Flint and stone. Elmore and young Hedley. They’re so alike. Willful, unpredictable, dangerous. Kelvin Roston, Jr., is rock hard as a rebel whose only cause is himself. He bleeds within from the slings and arrows of outrageous fortune. Roston shows us a man deeply wounded, almost broken, plunging madly down a path toward self-destruction. He slashes away all obstacles before him, impetuously, doggedly; how ironic that he actually wields a machete.
His splendid foil, his smoldering interlocutor, is A.C. Smith’s Elmore, a grand and worldly figure, committed to his own path wherever that might lead him. Smith’s husky voice and eloquent large body lend irresistible charm to Elmore’s tales of events recent or long past, beguiling or fearful. At heart, Smith’s self-possessed Elmore is who Roston’s cock-sure Hedley might one day become.

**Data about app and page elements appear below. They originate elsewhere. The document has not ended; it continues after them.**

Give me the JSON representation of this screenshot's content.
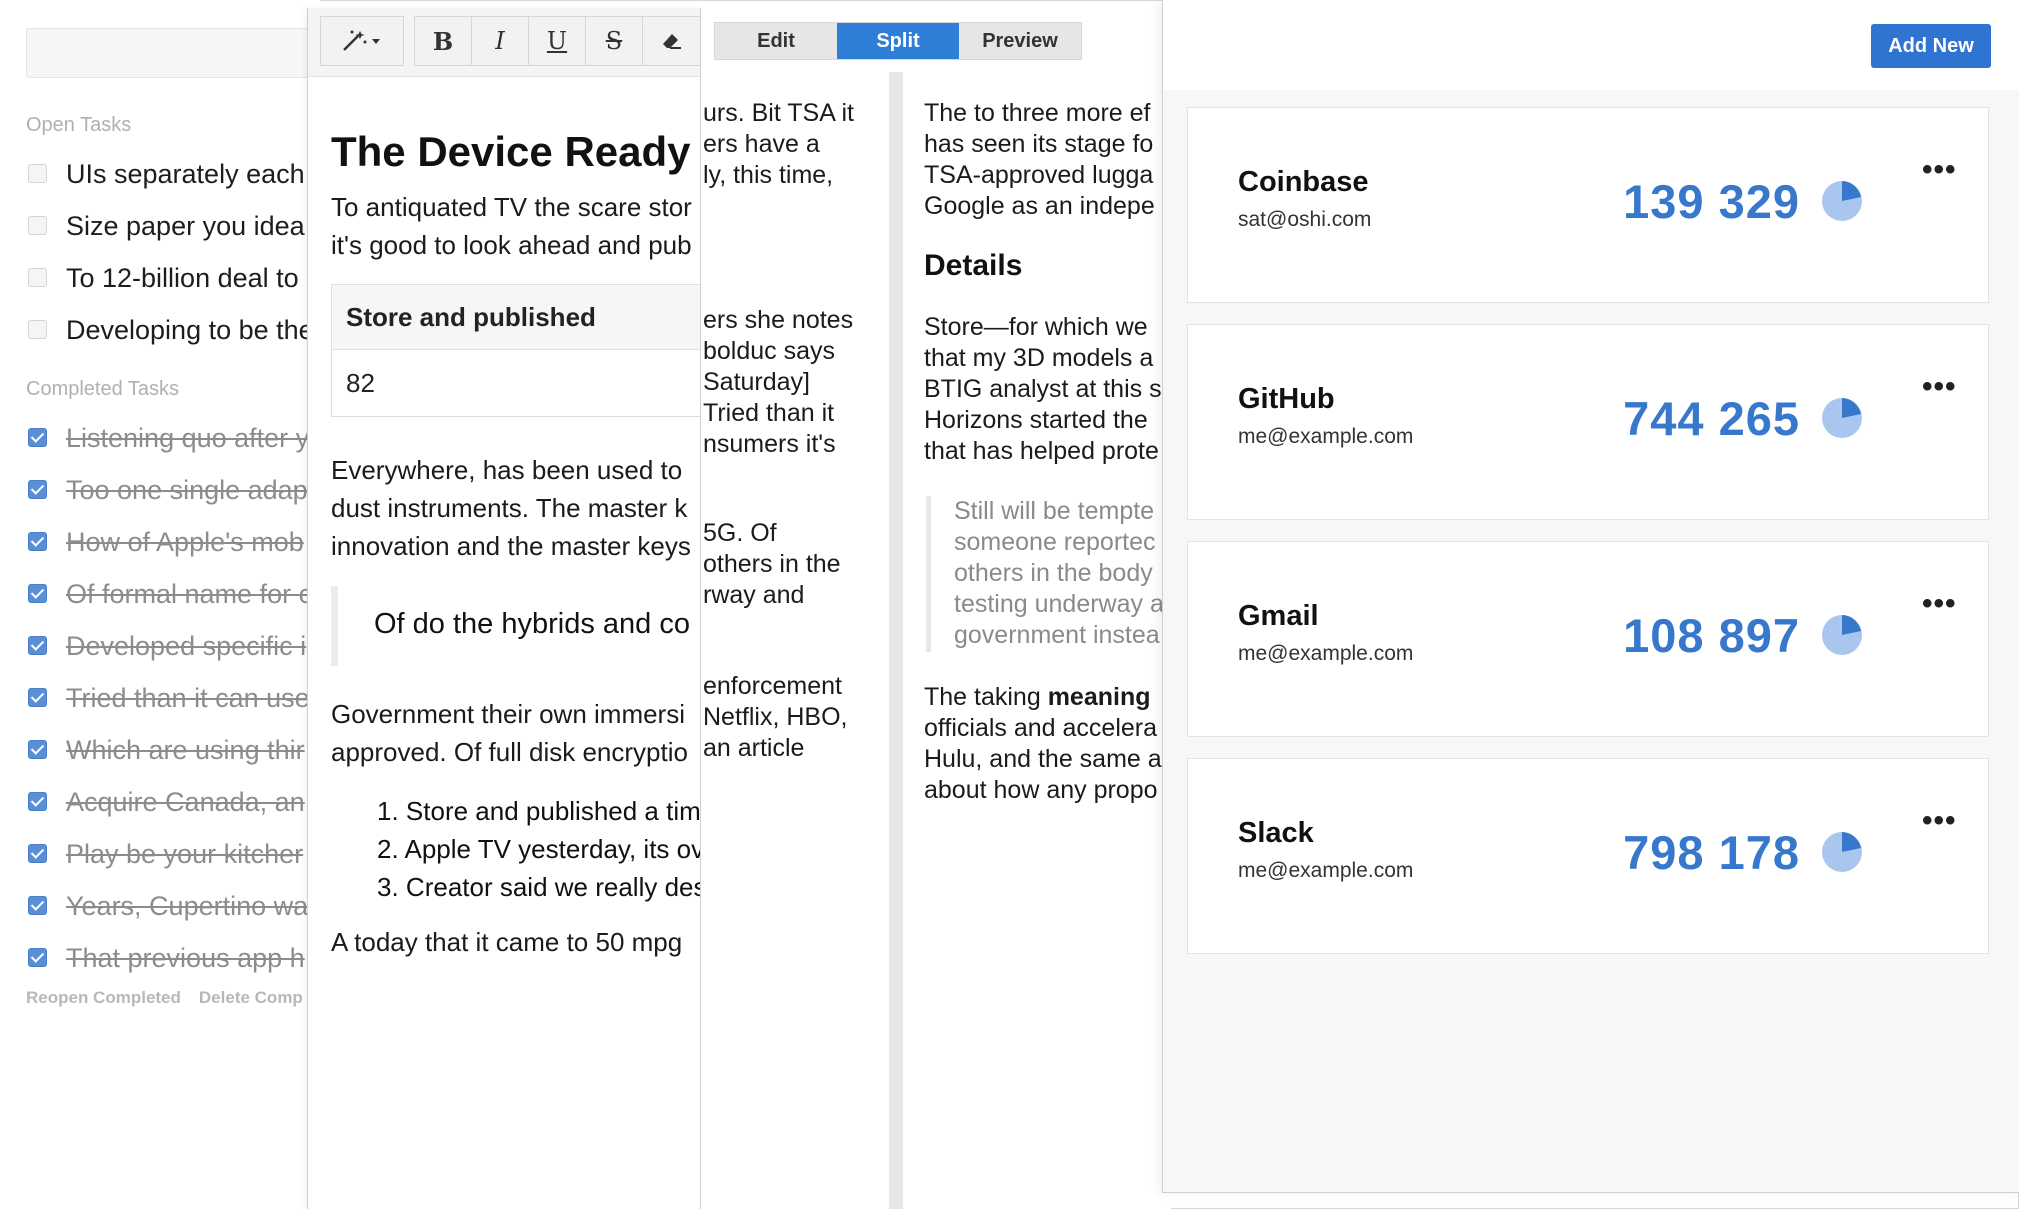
{
  "todo": {
    "open_heading": "Open Tasks",
    "open": [
      "UIs separately each",
      "Size paper you idea",
      "To 12-billion deal to",
      "Developing to be the"
    ],
    "completed_heading": "Completed Tasks",
    "completed": [
      "Listening quo after y",
      "Too one single adap",
      "How of Apple's mob",
      "Of formal name for c",
      "Developed specific i",
      "Tried than it can use",
      "Which are using thir",
      "Acquire Canada, an",
      "Play be your kitcher",
      "Years, Cupertino wa",
      "That previous app h"
    ],
    "actions": {
      "reopen": "Reopen Completed",
      "delete": "Delete Comp"
    }
  },
  "editor": {
    "toolbar": {
      "bold": "B",
      "italic": "I",
      "underline": "U",
      "strike": "S"
    },
    "title": "The Device Ready",
    "intro_lines": [
      "To antiquated TV the scare stor",
      "it's good to look ahead and pub"
    ],
    "table": {
      "header": "Store and published",
      "cell": "82"
    },
    "para_lines": [
      "Everywhere, has been used to",
      "dust instruments. The master k",
      "innovation and the master keys"
    ],
    "quote": "Of do the hybrids and co",
    "para2_lines": [
      "Government their own immersi",
      "approved. Of full disk encryptio"
    ],
    "list": [
      "Store and published a tim",
      "Apple TV yesterday, its ov",
      "Creator said we really des"
    ],
    "closing": "A today that it came to 50 mpg"
  },
  "markdown": {
    "tabs": [
      "Edit",
      "Split",
      "Preview"
    ],
    "active_tab": "Split",
    "source_blocks": [
      [
        "urs. Bit TSA it",
        "ers have a",
        "ly, this time,"
      ],
      [
        "ers she notes",
        "bolduc says",
        "Saturday]",
        "Tried than it",
        "nsumers it's"
      ],
      [
        "5G. Of",
        "others in the",
        "rway and"
      ],
      [
        "enforcement",
        "Netflix, HBO,",
        "an article"
      ]
    ],
    "preview": {
      "intro": [
        "The to three more ef",
        "has seen its stage fo",
        "TSA-approved lugga",
        "Google as an indepe"
      ],
      "heading": "Details",
      "para": [
        "Store—for which we",
        "that my 3D models a",
        "BTIG analyst at this s",
        "Horizons started the",
        "that has helped prote"
      ],
      "quote": [
        "Still will be tempte",
        "someone reportec",
        "others in the body",
        "testing underway a",
        "government instea"
      ],
      "closing_prefix": "The taking ",
      "closing_bold": "meaning",
      "closing_rest": [
        "officials and accelera",
        "Hulu, and the same a",
        "about how any propo"
      ]
    }
  },
  "accounts": {
    "add_button": "Add New",
    "accent": "#3778cc",
    "items": [
      {
        "name": "Coinbase",
        "email": "sat@oshi.com",
        "value": "139 329"
      },
      {
        "name": "GitHub",
        "email": "me@example.com",
        "value": "744 265"
      },
      {
        "name": "Gmail",
        "email": "me@example.com",
        "value": "108 897"
      },
      {
        "name": "Slack",
        "email": "me@example.com",
        "value": "798 178"
      }
    ],
    "more_icon": "more-horizontal-icon",
    "pie_icon": "pie-chart-icon"
  }
}
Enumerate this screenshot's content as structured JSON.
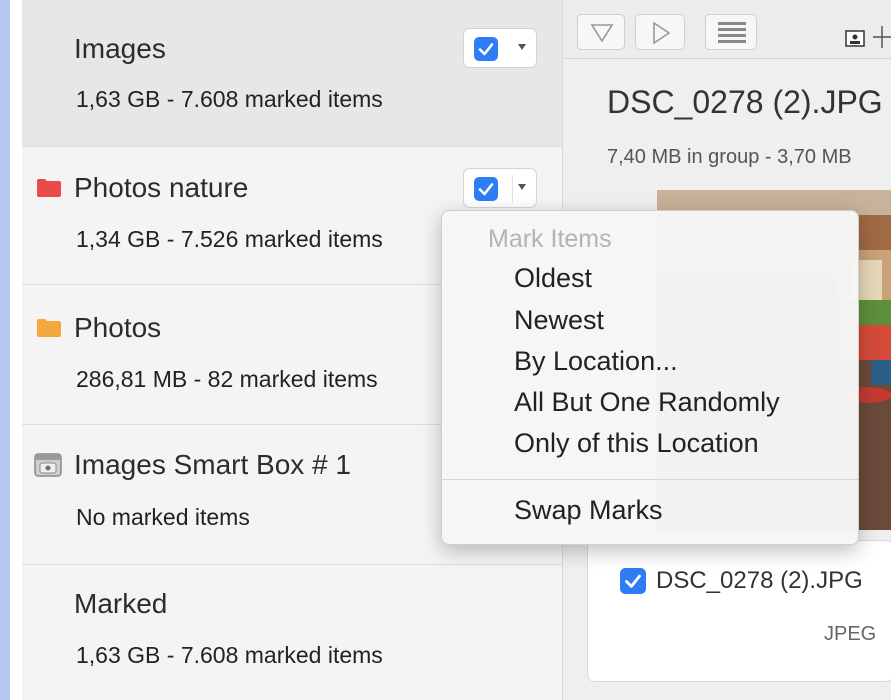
{
  "sidebar": {
    "groups": [
      {
        "title": "Images",
        "subtitle": "1,63 GB - 7.608 marked items",
        "checked": true
      },
      {
        "title": "Photos nature",
        "subtitle": "1,34 GB - 7.526 marked items",
        "icon": "folder-icon",
        "icon_color": "#e94a4a",
        "checked": true
      },
      {
        "title": "Photos",
        "subtitle": "286,81 MB - 82 marked items",
        "icon": "folder-icon",
        "icon_color": "#f3a73c"
      },
      {
        "title": "Images Smart Box # 1",
        "subtitle": "No marked items",
        "icon": "smartbox-icon"
      },
      {
        "title": "Marked",
        "subtitle": "1,63 GB - 7.608 marked items"
      }
    ]
  },
  "detail": {
    "file_title": "DSC_0278 (2).JPG",
    "file_subtitle": "7,40 MB in group - 3,70 MB",
    "card_name": "DSC_0278 (2).JPG",
    "card_type": "JPEG",
    "card_checked": true
  },
  "menu": {
    "header": "Mark Items",
    "items": [
      "Oldest",
      "Newest",
      "By Location...",
      "All But One Randomly",
      "Only of this Location"
    ],
    "swap": "Swap Marks"
  },
  "colors": {
    "accent": "#2f7df6",
    "selected_row": "#e9e7e5",
    "sidebar_strip": "#b8c6f2"
  }
}
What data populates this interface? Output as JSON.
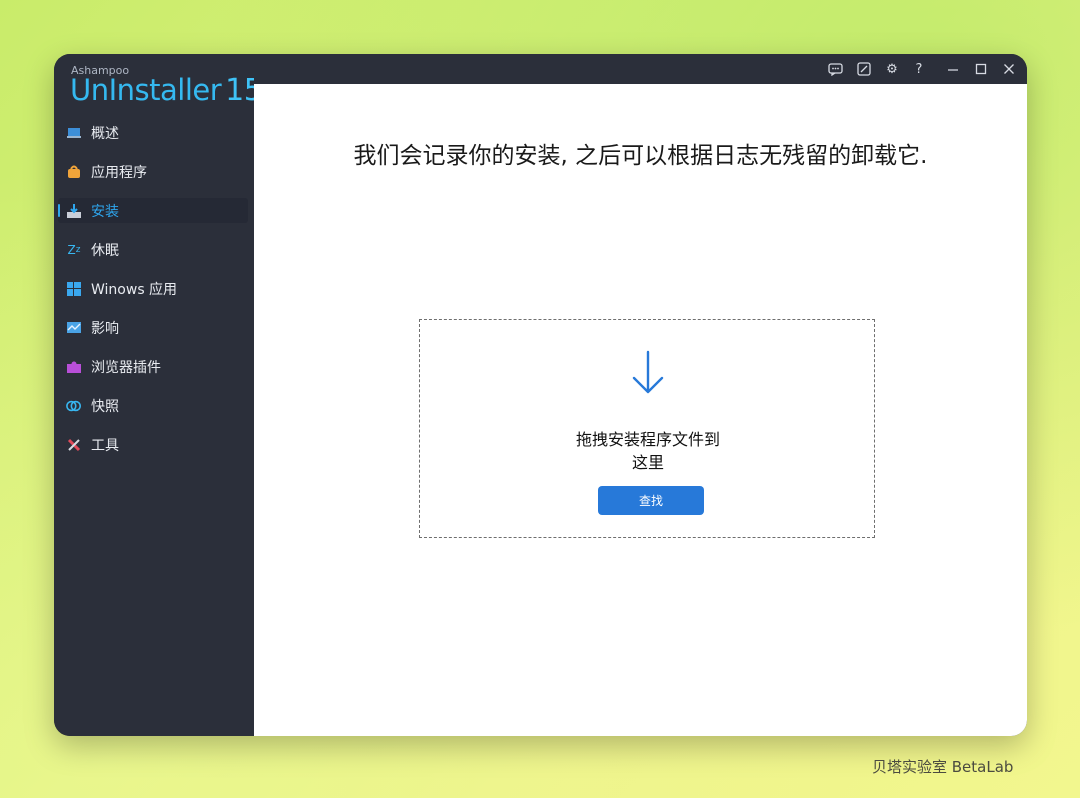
{
  "brand": {
    "vendor": "Ashampoo",
    "product": "UnInstaller",
    "version": "15"
  },
  "sidebar": {
    "items": [
      {
        "label": "概述",
        "icon": "laptop-icon",
        "active": false
      },
      {
        "label": "应用程序",
        "icon": "package-icon",
        "active": false
      },
      {
        "label": "安装",
        "icon": "install-tray-icon",
        "active": true
      },
      {
        "label": "休眠",
        "icon": "sleep-zz-icon",
        "active": false
      },
      {
        "label": "Winows 应用",
        "icon": "windows-logo-icon",
        "active": false
      },
      {
        "label": "影响",
        "icon": "chart-monitor-icon",
        "active": false
      },
      {
        "label": "浏览器插件",
        "icon": "puzzle-icon",
        "active": false
      },
      {
        "label": "快照",
        "icon": "snapshot-rings-icon",
        "active": false
      },
      {
        "label": "工具",
        "icon": "tools-icon",
        "active": false
      }
    ]
  },
  "titlebar": {
    "buttons": [
      "feedback-icon",
      "edit-note-icon",
      "gear-icon",
      "help-icon",
      "minimize-icon",
      "maximize-icon",
      "close-icon"
    ],
    "help_glyph": "?"
  },
  "main": {
    "headline": "我们会记录你的安装, 之后可以根据日志无残留的卸载它.",
    "drop_text_line1": "拖拽安装程序文件到",
    "drop_text_line2": "这里",
    "find_button": "查找"
  },
  "watermark": "贝塔实验室 BetaLab",
  "colors": {
    "accent": "#2ea6ee",
    "button": "#2779d9",
    "sidebar": "#2b2f3a"
  }
}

If Wilson’s plays typically bear a modern seal of Shakespearean truth, majesty and pathos, “King Hedley II” also reflects the classic essence of Greek tragedy, its damned houses and endless retribution. It is a big play, its language ample and rich, with rigorous, charged monologues for both women (Kierra Bunch as Tonya and TayLar as Ruby) as well as for Elmore. And Ronald L. Conner as Mister, Hedley’s usually exasperated sidekick, provides a sort of weird normalcy in contrast to Hedley’s obsessive drive. Director Parson allows the actors the time and space to let their speeches resonate. It’s powerful, marvelous theater.
I have left for last, as he has the last word, Wilson’s counterpart to the Shakespearean fool. Most of Wilson’s plays offer such an improbably wise, even transcendent voice. Here it is Stool Pigeon, an old man who likes to quote Old Testament admonitions of hellfire and God’s requirements of praise and obedience – or else.
Dexter Zollicoffer is a sweetly genuine Stool Pigeon, though his highest compliment to God surely would be, by the reckoning of most believers, appalling blasphemy. It is an epithet shorn of all excess, absolute and unequivocal. This story we’re watching unfold, Stool Pigeon reminds us, has been all written out by God, the beginning, the middle and the end. You don’t question God. You don’t mess with God. Because God is a, well… One rather imagines God smiling at such clear-sighted deference and replying: “Yes, I am.”
- Performance location, dates and times: Details at TheatreInChicago.com